BEGIN
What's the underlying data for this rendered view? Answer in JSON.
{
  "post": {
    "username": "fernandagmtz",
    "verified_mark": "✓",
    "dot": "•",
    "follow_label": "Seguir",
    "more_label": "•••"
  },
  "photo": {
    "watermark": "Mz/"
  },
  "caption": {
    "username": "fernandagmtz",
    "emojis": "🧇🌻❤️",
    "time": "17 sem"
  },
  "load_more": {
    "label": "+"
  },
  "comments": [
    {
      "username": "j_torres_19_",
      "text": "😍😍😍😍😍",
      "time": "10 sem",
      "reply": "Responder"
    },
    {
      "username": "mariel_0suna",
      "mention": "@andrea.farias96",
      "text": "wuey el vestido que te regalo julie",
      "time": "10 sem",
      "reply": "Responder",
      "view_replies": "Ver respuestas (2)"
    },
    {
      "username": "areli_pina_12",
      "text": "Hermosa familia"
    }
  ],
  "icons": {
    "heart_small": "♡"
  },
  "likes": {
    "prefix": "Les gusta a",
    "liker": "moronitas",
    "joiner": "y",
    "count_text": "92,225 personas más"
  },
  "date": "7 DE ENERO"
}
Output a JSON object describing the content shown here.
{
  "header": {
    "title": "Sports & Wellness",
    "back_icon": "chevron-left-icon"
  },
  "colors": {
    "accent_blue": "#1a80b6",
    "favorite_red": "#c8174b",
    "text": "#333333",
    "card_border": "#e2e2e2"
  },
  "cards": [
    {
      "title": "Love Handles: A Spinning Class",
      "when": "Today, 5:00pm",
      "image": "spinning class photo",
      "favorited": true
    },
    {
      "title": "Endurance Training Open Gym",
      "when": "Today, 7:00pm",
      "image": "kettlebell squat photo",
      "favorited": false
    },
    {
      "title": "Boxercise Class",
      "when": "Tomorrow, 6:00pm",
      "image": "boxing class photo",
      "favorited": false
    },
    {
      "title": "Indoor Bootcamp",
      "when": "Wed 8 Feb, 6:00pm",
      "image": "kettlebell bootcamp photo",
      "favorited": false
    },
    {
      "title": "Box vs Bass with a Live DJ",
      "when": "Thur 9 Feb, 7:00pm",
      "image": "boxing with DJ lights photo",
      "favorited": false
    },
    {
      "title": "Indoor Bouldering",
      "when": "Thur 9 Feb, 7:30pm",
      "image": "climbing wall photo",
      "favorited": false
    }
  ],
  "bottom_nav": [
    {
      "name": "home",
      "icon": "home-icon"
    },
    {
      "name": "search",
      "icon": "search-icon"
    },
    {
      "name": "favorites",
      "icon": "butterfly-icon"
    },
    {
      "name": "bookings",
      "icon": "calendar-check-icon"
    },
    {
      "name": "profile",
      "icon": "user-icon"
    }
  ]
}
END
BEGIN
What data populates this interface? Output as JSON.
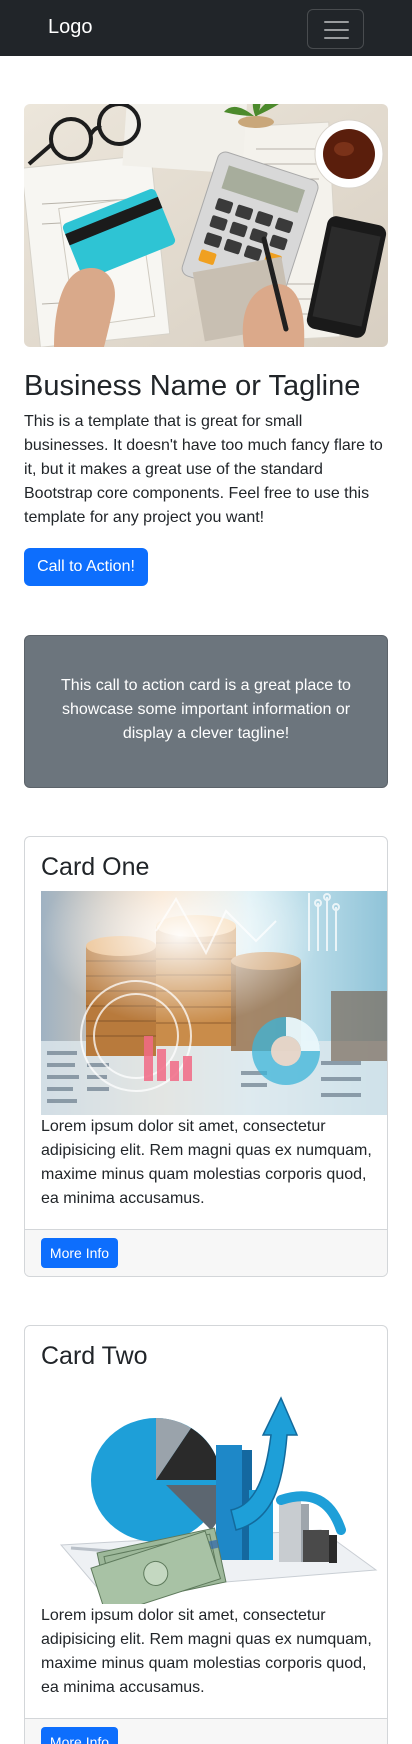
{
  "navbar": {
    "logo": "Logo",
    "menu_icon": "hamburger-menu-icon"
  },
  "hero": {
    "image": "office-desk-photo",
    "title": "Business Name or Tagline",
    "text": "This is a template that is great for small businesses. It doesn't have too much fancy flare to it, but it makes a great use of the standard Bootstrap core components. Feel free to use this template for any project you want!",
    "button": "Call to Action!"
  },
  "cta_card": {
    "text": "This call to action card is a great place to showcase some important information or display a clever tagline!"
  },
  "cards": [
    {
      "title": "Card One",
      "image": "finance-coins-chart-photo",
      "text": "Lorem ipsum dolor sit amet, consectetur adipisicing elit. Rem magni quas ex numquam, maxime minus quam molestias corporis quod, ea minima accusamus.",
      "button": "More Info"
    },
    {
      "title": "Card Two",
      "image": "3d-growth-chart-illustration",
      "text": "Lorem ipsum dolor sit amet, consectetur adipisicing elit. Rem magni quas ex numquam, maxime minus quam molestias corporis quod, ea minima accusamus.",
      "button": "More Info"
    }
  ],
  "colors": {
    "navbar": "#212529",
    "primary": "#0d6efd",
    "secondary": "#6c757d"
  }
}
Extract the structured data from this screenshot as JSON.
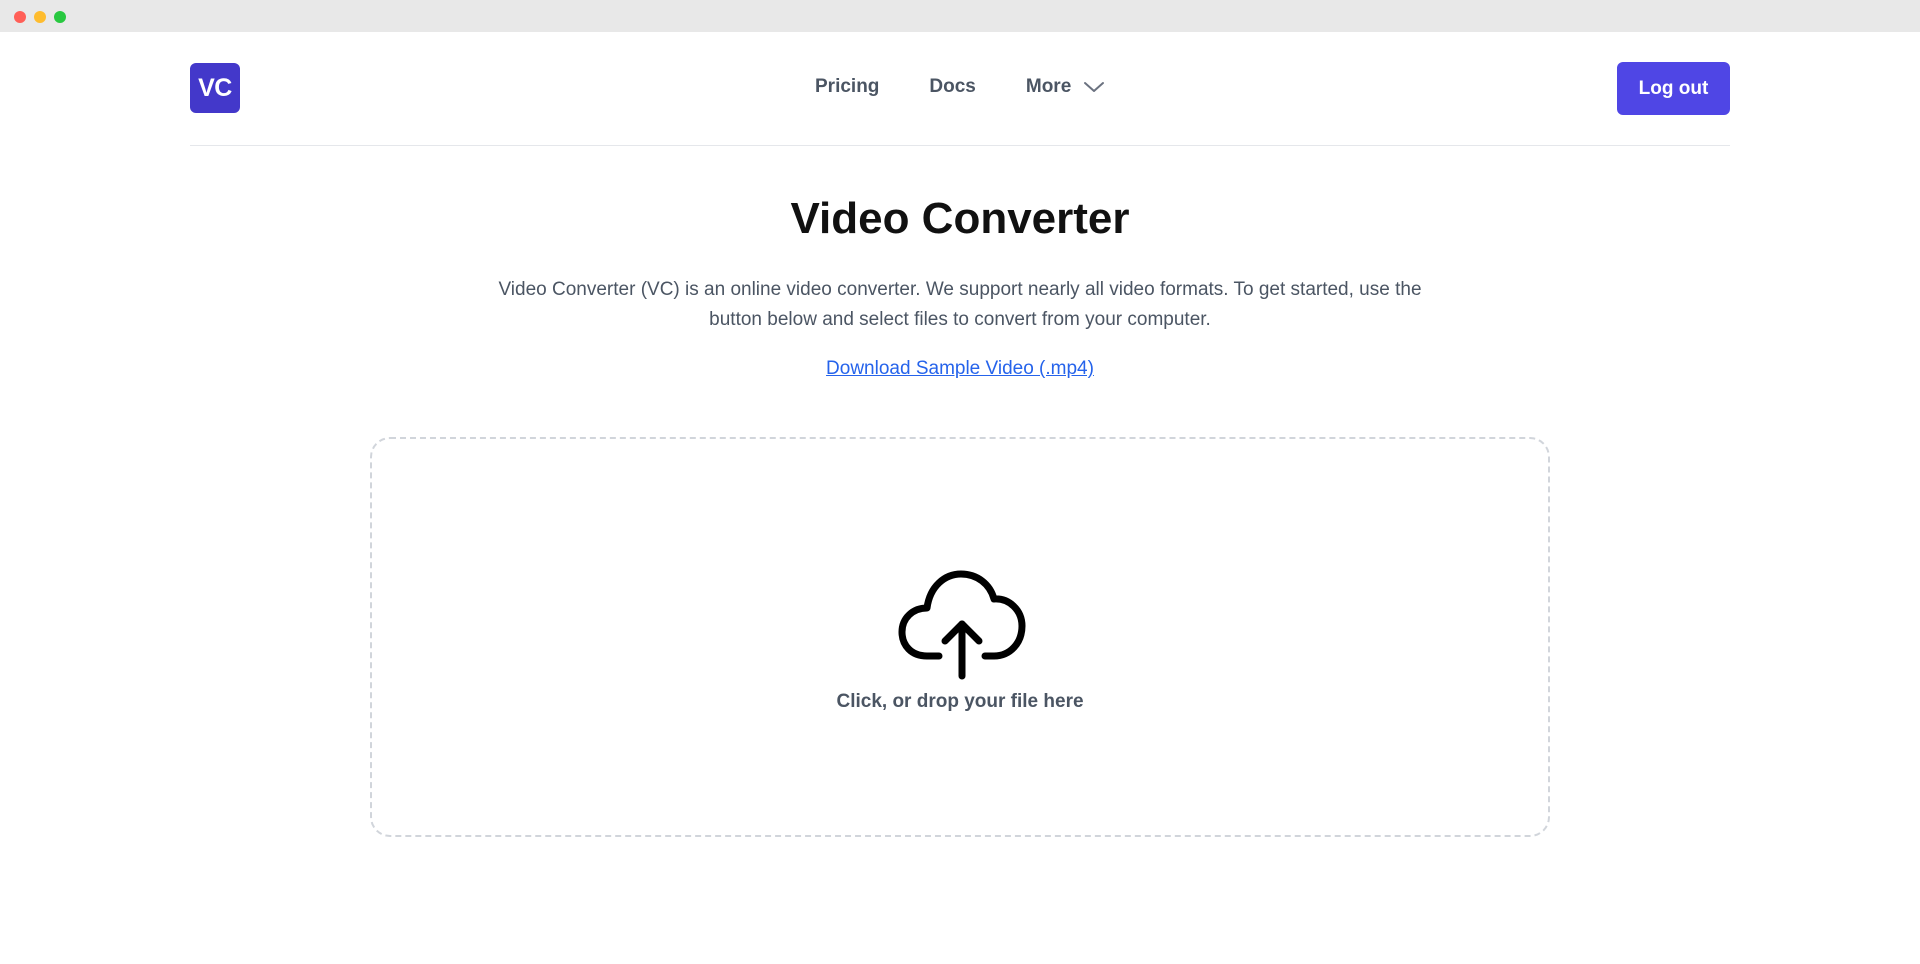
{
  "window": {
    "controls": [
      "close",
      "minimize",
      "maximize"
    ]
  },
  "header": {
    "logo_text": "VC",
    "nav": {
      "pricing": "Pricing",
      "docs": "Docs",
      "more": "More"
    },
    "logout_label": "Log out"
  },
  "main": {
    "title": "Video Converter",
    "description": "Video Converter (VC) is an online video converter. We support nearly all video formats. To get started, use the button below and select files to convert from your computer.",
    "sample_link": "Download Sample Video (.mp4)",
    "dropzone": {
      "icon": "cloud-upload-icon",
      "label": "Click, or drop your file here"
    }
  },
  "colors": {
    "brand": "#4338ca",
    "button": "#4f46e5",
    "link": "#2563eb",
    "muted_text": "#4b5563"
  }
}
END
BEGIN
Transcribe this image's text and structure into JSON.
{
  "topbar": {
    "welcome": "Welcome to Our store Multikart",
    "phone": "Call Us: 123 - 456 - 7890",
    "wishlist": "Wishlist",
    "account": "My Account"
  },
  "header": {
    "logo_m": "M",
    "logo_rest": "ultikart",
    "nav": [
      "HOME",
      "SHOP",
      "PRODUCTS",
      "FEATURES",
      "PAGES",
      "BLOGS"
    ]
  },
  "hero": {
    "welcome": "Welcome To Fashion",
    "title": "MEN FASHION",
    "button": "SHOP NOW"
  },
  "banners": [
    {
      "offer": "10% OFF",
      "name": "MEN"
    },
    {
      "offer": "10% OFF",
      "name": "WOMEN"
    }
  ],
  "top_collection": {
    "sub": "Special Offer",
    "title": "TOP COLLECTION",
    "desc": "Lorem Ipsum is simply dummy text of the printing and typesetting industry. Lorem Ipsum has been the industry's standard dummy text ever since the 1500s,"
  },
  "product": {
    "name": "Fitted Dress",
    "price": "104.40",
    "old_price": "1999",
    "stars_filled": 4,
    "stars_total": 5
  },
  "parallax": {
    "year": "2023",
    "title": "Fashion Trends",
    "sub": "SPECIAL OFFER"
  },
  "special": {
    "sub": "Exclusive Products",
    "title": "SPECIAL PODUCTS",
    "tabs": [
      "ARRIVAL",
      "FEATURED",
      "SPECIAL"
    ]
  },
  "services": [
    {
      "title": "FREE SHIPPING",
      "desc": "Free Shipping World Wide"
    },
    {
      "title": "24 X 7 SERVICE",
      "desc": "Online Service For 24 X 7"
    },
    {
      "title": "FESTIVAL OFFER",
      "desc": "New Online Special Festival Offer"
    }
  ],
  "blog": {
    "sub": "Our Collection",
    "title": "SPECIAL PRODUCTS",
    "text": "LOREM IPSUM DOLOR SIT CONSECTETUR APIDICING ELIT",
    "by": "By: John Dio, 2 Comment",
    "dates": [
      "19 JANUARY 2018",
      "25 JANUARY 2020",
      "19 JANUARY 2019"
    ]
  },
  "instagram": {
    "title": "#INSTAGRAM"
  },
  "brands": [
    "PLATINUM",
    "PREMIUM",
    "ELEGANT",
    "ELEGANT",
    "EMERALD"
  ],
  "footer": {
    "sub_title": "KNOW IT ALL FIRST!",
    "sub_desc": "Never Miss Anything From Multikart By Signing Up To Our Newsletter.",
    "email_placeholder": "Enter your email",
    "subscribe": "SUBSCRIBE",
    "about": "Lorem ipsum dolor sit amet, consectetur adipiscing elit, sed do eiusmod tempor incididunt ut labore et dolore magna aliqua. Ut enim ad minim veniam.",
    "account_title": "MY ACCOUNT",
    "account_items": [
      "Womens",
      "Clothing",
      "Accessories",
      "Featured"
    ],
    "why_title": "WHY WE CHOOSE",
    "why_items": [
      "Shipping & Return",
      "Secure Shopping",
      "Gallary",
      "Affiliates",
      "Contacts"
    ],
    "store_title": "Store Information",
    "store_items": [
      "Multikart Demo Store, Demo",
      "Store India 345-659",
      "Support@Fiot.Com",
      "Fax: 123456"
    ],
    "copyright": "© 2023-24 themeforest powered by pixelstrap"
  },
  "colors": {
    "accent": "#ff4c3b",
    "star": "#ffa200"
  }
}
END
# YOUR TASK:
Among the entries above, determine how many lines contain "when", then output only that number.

# WORKED SOLUTION:
6